** Opening RECORDS FOR THIS EXERCISE block **

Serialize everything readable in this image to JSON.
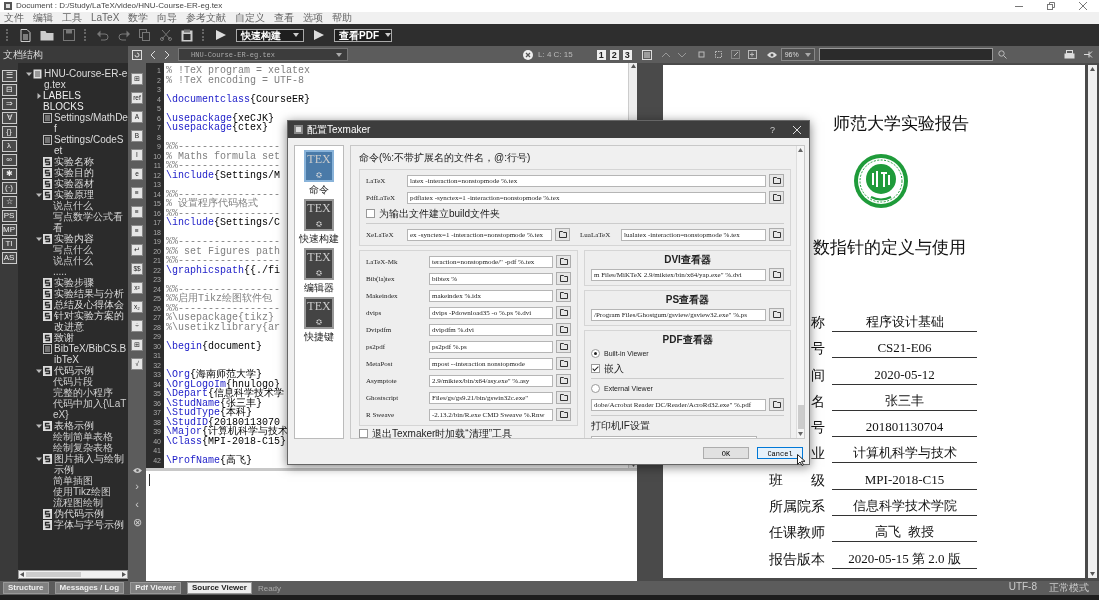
{
  "window": {
    "title": "Document : D:/Study/LaTeX/video/HNU-Course-ER-eg.tex"
  },
  "menu": [
    "文件",
    "编辑",
    "工具",
    "LaTeX",
    "数学",
    "向导",
    "参考文献",
    "自定义",
    "查看",
    "选项",
    "帮助"
  ],
  "toolbar": {
    "build_command": "快速构建",
    "view_command": "查看PDF"
  },
  "tabbar": {
    "file_tab": "HNU-Course-ER-eg.tex",
    "cursor_position": "L: 4 C: 15",
    "page_layouts": [
      "1",
      "2",
      "3"
    ],
    "zoom": "96%"
  },
  "structure": {
    "title": "文档结构",
    "symbols": [
      "☰",
      "⊟",
      "⇒",
      "∀",
      "{}",
      "λ",
      "∞",
      "✱",
      "(·)",
      "☆",
      "PS",
      "MP",
      "TI",
      "AS"
    ],
    "tree": [
      {
        "label": "HNU-Course-ER-eg.tex",
        "kind": "file",
        "expanded": true,
        "children": [
          {
            "label": "LABELS",
            "kind": "group",
            "expanded": false
          },
          {
            "label": "BLOCKS",
            "kind": "group"
          },
          {
            "label": "Settings/MathDef",
            "kind": "include"
          },
          {
            "label": "Settings/CodeSet",
            "kind": "include"
          },
          {
            "label": "实验名称",
            "kind": "section"
          },
          {
            "label": "实验目的",
            "kind": "section"
          },
          {
            "label": "实验器材",
            "kind": "section"
          },
          {
            "label": "实验原理",
            "kind": "section",
            "expanded": true,
            "children": [
              {
                "label": "说点什么",
                "kind": "item"
              },
              {
                "label": "写点数学公式看看",
                "kind": "item"
              }
            ]
          },
          {
            "label": "实验内容",
            "kind": "section",
            "expanded": true,
            "children": [
              {
                "label": "写点什么",
                "kind": "item"
              },
              {
                "label": "说点什么",
                "kind": "item"
              },
              {
                "label": ".....",
                "kind": "item"
              }
            ]
          },
          {
            "label": "实验步骤",
            "kind": "section"
          },
          {
            "label": "实验结果与分析",
            "kind": "section"
          },
          {
            "label": "总结及心得体会",
            "kind": "section"
          },
          {
            "label": "针对实验方案的改进意",
            "kind": "section"
          },
          {
            "label": "致谢",
            "kind": "section"
          },
          {
            "label": "BibTeX/BibCS.BibTeX",
            "kind": "include"
          },
          {
            "label": "代码示例",
            "kind": "section",
            "expanded": true,
            "children": [
              {
                "label": "代码片段",
                "kind": "item"
              },
              {
                "label": "完整的小程序",
                "kind": "item"
              },
              {
                "label": "代码中加入{\\LaTeX}",
                "kind": "item"
              }
            ]
          },
          {
            "label": "表格示例",
            "kind": "section",
            "expanded": true,
            "children": [
              {
                "label": "绘制简单表格",
                "kind": "item"
              },
              {
                "label": "绘制复杂表格",
                "kind": "item"
              }
            ]
          },
          {
            "label": "图片插入与绘制示例",
            "kind": "section",
            "expanded": true,
            "children": [
              {
                "label": "简单插图",
                "kind": "item"
              },
              {
                "label": "使用Tikz绘图",
                "kind": "item"
              },
              {
                "label": "流程图绘制",
                "kind": "item"
              }
            ]
          },
          {
            "label": "伪代码示例",
            "kind": "section"
          },
          {
            "label": "字体与字号示例",
            "kind": "section"
          }
        ]
      }
    ]
  },
  "editor_strip": {
    "tools": [
      "⊞",
      "ref",
      "A",
      "B",
      "I",
      "e",
      "≡",
      "≡",
      "≡",
      "↵",
      "$$",
      "x²",
      "x₂",
      "÷",
      "⊞",
      "√"
    ],
    "panel_toggles": [
      "›",
      "‹",
      "⊗"
    ]
  },
  "editor": {
    "lines": [
      {
        "n": "1",
        "t": "% !TeX program = xelatex",
        "kind": "comment"
      },
      {
        "n": "2",
        "t": "% !TeX encoding = UTF-8",
        "kind": "comment"
      },
      {
        "n": "3"
      },
      {
        "n": "4",
        "t": "\\documentclass{CourseER}",
        "kind": "command"
      },
      {
        "n": "5"
      },
      {
        "n": "6",
        "t": "\\usepackage{xeCJK}",
        "kind": "command"
      },
      {
        "n": "7",
        "t": "\\usepackage{ctex}",
        "kind": "command"
      },
      {
        "n": "8"
      },
      {
        "n": "9",
        "t": "%%-----------------",
        "kind": "comment"
      },
      {
        "n": "10",
        "t": "% Maths formula set",
        "kind": "comment"
      },
      {
        "n": "11",
        "t": "%%-----------------",
        "kind": "comment"
      },
      {
        "n": "12",
        "t": "\\include{Settings/M",
        "kind": "command"
      },
      {
        "n": "13"
      },
      {
        "n": "14",
        "t": "%%-----------------",
        "kind": "comment"
      },
      {
        "n": "15",
        "t": "% 设置程序代码格式",
        "kind": "comment"
      },
      {
        "n": "16",
        "t": "%%-----------------",
        "kind": "comment"
      },
      {
        "n": "17",
        "t": "\\include{Settings/C",
        "kind": "command"
      },
      {
        "n": "18"
      },
      {
        "n": "19",
        "t": "%%-----------------",
        "kind": "comment"
      },
      {
        "n": "20",
        "t": "%% set Figures path",
        "kind": "comment"
      },
      {
        "n": "21",
        "t": "%%-----------------",
        "kind": "comment"
      },
      {
        "n": "22",
        "t": "\\graphicspath{{./fi",
        "kind": "command"
      },
      {
        "n": "23"
      },
      {
        "n": "24",
        "t": "%%-----------------",
        "kind": "comment"
      },
      {
        "n": "25",
        "t": "%%启用Tikz绘图软件包",
        "kind": "comment"
      },
      {
        "n": "26",
        "t": "%%-----------------",
        "kind": "comment"
      },
      {
        "n": "27",
        "t": "%\\usepackage{tikz}",
        "kind": "comment"
      },
      {
        "n": "28",
        "t": "%\\usetikzlibrary{ar",
        "kind": "comment"
      },
      {
        "n": "29"
      },
      {
        "n": "30",
        "t": "\\begin{document}",
        "kind": "command"
      },
      {
        "n": "31"
      },
      {
        "n": "32"
      },
      {
        "n": "33",
        "t": "\\Org{海南师范大学}",
        "kind": "command"
      },
      {
        "n": "34",
        "t": "\\OrgLogoIm{hnulogo}",
        "kind": "command"
      },
      {
        "n": "35",
        "t": "\\Depart{信息科学技术学",
        "kind": "command"
      },
      {
        "n": "36",
        "t": "\\StudName{张三丰}",
        "kind": "command"
      },
      {
        "n": "37",
        "t": "\\StudType{本科}",
        "kind": "command"
      },
      {
        "n": "38",
        "t": "\\StudID{20180113070",
        "kind": "command"
      },
      {
        "n": "39",
        "t": "\\Major{计算机科学与技术",
        "kind": "command"
      },
      {
        "n": "40",
        "t": "\\Class{MPI-2018-C15}",
        "kind": "command"
      },
      {
        "n": "41"
      },
      {
        "n": "42",
        "t": "\\ProfName{高飞}",
        "kind": "command"
      }
    ]
  },
  "pdf_page": {
    "title": "师范大学实验报告",
    "subtitle": "数指针的定义与使用",
    "fields": [
      {
        "label": "称",
        "value": "程序设计基础"
      },
      {
        "label": "号",
        "value": "CS21-E06"
      },
      {
        "label": "间",
        "value": "2020-05-12"
      },
      {
        "label": "名",
        "value": "张三丰"
      },
      {
        "label": "号",
        "value": "201801130704"
      },
      {
        "label": "业",
        "value": "计算机科学与技术"
      },
      {
        "label": "班　　级",
        "value": "MPI-2018-C15"
      },
      {
        "label": "所属院系",
        "value": "信息科学技术学院"
      },
      {
        "label": "任课教师",
        "value": "高飞  教授"
      },
      {
        "label": "报告版本",
        "value": "2020-05-15 第 2.0 版"
      }
    ]
  },
  "dialog": {
    "title": "配置Texmaker",
    "help": "?",
    "categories": [
      {
        "label": "命令",
        "logo": "TEX",
        "selected": true
      },
      {
        "label": "快速构建",
        "logo": "TEX",
        "selected": false
      },
      {
        "label": "编辑器",
        "logo": "TEX",
        "selected": false
      },
      {
        "label": "快捷键",
        "logo": "TEX",
        "selected": false
      }
    ],
    "heading": "命令(%:不带扩展名的文件名，@:行号)",
    "main_commands": [
      {
        "label": "LaTeX",
        "value": "latex -interaction=nonstopmode %.tex"
      },
      {
        "label": "PdfLaTeX",
        "value": "pdflatex -synctex=1 -interaction=nonstopmode %.tex"
      }
    ],
    "build_folder": {
      "label": "为输出文件建立build文件夹",
      "checked": false
    },
    "engines": [
      {
        "label": "XeLaTeX",
        "value": "ex -synctex=1 -interaction=nonstopmode %.tex"
      },
      {
        "label": "LuaLaTeX",
        "value": "lualatex -interaction=nonstopmode %.tex"
      }
    ],
    "tools": [
      {
        "label": "LaTeX-Mk",
        "value": "teraction=nonstopmode/\" -pdf %.tex"
      },
      {
        "label": "Bib(la)tex",
        "value": "bibtex %"
      },
      {
        "label": "Makeindex",
        "value": "makeindex %.idx"
      },
      {
        "label": "dvips",
        "value": "dvips -Pdownload35 -o %.ps %.dvi"
      },
      {
        "label": "Dvipdfm",
        "value": "dvipdfm %.dvi"
      },
      {
        "label": "ps2pdf",
        "value": "ps2pdf %.ps"
      },
      {
        "label": "MetaPost",
        "value": "mpost --interaction nonstopmode"
      },
      {
        "label": "Asymptote",
        "value": "2.9/miktex/bin/x64/asy.exe\" %.asy"
      },
      {
        "label": "Ghostscript",
        "value": "Files/gs/gs9.21/bin/gswin32c.exe\""
      },
      {
        "label": "R Sweave",
        "value": "-2.13.2/bin/R.exe CMD Sweave %.Rnw"
      }
    ],
    "cleanup": {
      "label": "退出Texmaker时加载“清理”工具",
      "checked": false
    },
    "dvi_viewer": {
      "title": "DVI查看器",
      "value": "m Files/MiKTeX 2.9/miktex/bin/x64/yap.exe\" %.dvi"
    },
    "ps_viewer": {
      "title": "PS查看器",
      "value": "/Program Files/Ghostgum/gsview/gsview32.exe\" %.ps"
    },
    "pdf_viewer": {
      "title": "PDF查看器",
      "builtin": {
        "label": "Built-in Viewer",
        "selected": true
      },
      "embed": {
        "label": "嵌入",
        "checked": true
      },
      "external": {
        "label": "External Viewer",
        "selected": false
      },
      "value": "dobe/Acrobat Reader DC/Reader/AcroRd32.exe\" %.pdf",
      "printer_label": "打印机IF设置"
    },
    "buttons": [
      {
        "label": "OK",
        "focused": false
      },
      {
        "label": "Cancel",
        "focused": true
      }
    ]
  },
  "bottom_tabs": [
    {
      "label": "Structure",
      "selected": false
    },
    {
      "label": "Messages / Log",
      "selected": false
    },
    {
      "label": "Pdf Viewer",
      "selected": false
    },
    {
      "label": "Source Viewer",
      "selected": true
    }
  ],
  "status": {
    "text": "Ready",
    "encoding": "UTF-8",
    "mode": "正常模式"
  }
}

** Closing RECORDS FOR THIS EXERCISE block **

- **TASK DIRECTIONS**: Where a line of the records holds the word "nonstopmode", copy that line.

- **TASK RESPONSE**:
        "value": "latex -interaction=nonstopmode %.tex"
        "value": "pdflatex -synctex=1 -interaction=nonstopmode %.tex"
        "value": "ex -synctex=1 -interaction=nonstopmode %.tex"
        "value": "lualatex -interaction=nonstopmode %.tex"
        "value": "teraction=nonstopmode/\" -pdf %.tex"
        "value": "mpost --interaction nonstopmode"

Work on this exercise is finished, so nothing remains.